The Story Behind The Song
Lightened by disgorging its deadly cargo, the B-29 bomber rose suddenly in the air, banked steeply and flew away at full throttle. Beneath the studded cockpit windows, the aircraft bore the name of the pilot's mother: Enola Gay.
Under the clear skies of the fine summer morning, Shinji Mikamo had finished his breakfast of millet and grass porridge, and climbed onto the roof of his house to remove clay tiles. He wiped sweat from his brow as he admired the view of the city below.
"It's 8:15…" In disbelief, Mikamo saw a gigantic fireball brighter than the sun racing towards him. Then he heard a blast like the sound of the universe exploding. In an instant, his entire body was consumed by searing pain, as if he had been doused in boiling water; the skin hung off his burnt body like ragged clothes.
"…and that's the time that it's always been." Inside the rubble of his flattened house, he would later find his father's scorched pocket watch; little remained apart from a ghostly imprint of the hands seared onto its face, forever marking the moment the bomb exploded.

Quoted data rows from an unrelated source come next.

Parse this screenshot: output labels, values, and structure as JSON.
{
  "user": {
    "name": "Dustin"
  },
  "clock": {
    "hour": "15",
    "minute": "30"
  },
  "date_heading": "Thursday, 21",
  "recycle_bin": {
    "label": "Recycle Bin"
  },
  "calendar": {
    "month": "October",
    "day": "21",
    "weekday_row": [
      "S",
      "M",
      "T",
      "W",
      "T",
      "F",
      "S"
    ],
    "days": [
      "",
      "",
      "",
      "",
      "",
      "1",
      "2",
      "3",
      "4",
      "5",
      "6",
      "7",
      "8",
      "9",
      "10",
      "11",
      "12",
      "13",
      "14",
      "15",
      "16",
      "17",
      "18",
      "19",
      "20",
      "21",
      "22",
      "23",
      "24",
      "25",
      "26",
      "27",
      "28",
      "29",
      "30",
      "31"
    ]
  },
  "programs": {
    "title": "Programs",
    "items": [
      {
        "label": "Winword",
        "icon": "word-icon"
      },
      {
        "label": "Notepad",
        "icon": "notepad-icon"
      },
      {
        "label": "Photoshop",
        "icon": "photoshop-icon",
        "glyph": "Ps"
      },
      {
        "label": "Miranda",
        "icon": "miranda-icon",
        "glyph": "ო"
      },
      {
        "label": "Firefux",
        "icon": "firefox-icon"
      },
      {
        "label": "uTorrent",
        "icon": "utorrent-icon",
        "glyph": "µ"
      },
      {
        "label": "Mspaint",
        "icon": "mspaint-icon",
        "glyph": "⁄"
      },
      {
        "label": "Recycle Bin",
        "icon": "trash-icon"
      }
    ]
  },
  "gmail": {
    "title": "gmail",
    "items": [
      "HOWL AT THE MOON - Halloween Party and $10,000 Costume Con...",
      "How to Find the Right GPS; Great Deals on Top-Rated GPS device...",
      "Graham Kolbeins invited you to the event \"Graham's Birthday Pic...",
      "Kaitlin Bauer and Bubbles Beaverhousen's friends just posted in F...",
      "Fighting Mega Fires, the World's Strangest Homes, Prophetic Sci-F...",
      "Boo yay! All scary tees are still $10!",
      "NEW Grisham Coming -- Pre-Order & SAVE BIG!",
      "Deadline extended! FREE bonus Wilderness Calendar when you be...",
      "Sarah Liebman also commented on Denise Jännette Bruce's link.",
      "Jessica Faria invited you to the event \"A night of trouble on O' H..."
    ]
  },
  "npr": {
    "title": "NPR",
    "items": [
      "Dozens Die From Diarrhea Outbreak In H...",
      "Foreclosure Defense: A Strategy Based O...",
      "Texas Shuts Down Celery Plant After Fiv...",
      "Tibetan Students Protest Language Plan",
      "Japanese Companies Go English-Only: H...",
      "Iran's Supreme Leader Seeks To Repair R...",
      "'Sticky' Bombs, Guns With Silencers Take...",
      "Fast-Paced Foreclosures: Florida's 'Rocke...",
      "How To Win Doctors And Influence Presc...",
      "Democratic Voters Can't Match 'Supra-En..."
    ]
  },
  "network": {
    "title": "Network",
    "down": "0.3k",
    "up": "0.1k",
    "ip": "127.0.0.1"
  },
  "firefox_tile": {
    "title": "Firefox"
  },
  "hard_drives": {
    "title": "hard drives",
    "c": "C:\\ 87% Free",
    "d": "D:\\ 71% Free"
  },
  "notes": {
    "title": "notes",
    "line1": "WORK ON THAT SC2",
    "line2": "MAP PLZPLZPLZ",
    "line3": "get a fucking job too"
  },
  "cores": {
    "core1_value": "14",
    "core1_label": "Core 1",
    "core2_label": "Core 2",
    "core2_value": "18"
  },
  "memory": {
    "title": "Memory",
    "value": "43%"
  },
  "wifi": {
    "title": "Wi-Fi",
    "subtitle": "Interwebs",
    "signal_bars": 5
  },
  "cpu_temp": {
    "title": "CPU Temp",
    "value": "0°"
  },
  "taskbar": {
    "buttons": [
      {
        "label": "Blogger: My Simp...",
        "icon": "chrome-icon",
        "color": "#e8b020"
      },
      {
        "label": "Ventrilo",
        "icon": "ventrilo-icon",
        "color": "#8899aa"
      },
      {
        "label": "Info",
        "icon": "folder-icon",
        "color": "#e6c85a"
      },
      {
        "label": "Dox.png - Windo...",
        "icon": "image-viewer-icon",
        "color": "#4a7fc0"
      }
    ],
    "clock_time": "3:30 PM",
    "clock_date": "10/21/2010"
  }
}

"We got your message on the radio, conditions normal and you're coming home." The US airbase on Tinian Island in the Pacific Ocean received the communication that the top secret mission had been successful; the world's first atomic weapon had been dropped on the Japanese city of Hiroshima.
"Enola Gay, is mother proud of little boy today?" The 10-ton atomic bomb called Little Boy had exploded 1,900ft above the city, killing 80,000 people instantly. Within one mile of ground zero, the intense light and heat had ignited all combustible materials and burnt shadows of vaporised people onto walls and pavements.
"Aha, this kiss you give, it's never ever gonna fade away." As the bomber headed home, photographs captured the billowing mushroom cloud rising four miles into the atmosphere, instantly becoming the fearful symbol of the nuclear age the world had entered. There was no turning back.
Fascinated by World War II bombers, lead singer Andy McCluskey wrote OMD's masterpiece more as a commentary rather than an outright anti-war song. It's memorable and upbeat keyboard hook contrasts with the dark theme of the lyrics, intentionally making the record ambiguous. McCluskey later said the song was ambivalent about whether it was the right or the wrong thing to do.
Laughably, the record was allegedly banned from being played on a BBC children's programme because it was deemed to be a coded homosexual love song. We suspect this is true; you couldn't make it up. Clearly, a deluded presenter believed our children must be protected from the mere idea of a lingering same-sex kiss rather than the horrors of nuclear war.
Despite doubts about whether Enola Gay was suitable for a single, it was released in the autumn of 1980, selling more than five million copies worldwide. It is rightly included in the NME's Best 100 Songs of the 1980s. Like the events it described, this track is never ever gonna fade away.
We hereby instate Enola Gay by Orchestral Manoeuvres In The Dark on The Wall as No.10 Best Single of 1980
I don't know how a bright, catchy pop song about a nuclear holocaust became an electronic masterpiece but it did! The record company released it in a sleeve with a lovely picture of a sunset - no doubt in an effort to 'disguise' the content. It's a shame they didn't have the courage to use more hard-hitting imagery.Dave B